▶ [WHAT YOU WILL DO]: Where does "icon" appear in the data? Return each line that holds it.

▶ [AVAILABLE DATA]:
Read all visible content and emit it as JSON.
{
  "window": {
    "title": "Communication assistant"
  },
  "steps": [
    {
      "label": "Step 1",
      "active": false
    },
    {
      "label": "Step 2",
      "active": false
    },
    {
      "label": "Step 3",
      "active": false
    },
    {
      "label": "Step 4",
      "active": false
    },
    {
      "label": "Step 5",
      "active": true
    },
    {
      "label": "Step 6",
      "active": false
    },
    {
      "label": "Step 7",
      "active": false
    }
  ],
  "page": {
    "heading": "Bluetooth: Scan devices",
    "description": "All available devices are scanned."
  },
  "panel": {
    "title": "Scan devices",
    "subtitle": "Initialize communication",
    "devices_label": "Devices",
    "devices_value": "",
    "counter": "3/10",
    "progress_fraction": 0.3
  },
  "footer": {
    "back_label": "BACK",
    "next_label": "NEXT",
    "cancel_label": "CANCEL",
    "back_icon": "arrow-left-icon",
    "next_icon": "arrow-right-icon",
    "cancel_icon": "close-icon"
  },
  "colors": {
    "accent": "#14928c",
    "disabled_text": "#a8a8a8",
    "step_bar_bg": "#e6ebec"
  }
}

▶ [EXPECTED ANSWER]:
    "back_icon": "arrow-left-icon",
    "next_icon": "arrow-right-icon",
    "cancel_icon": "close-icon"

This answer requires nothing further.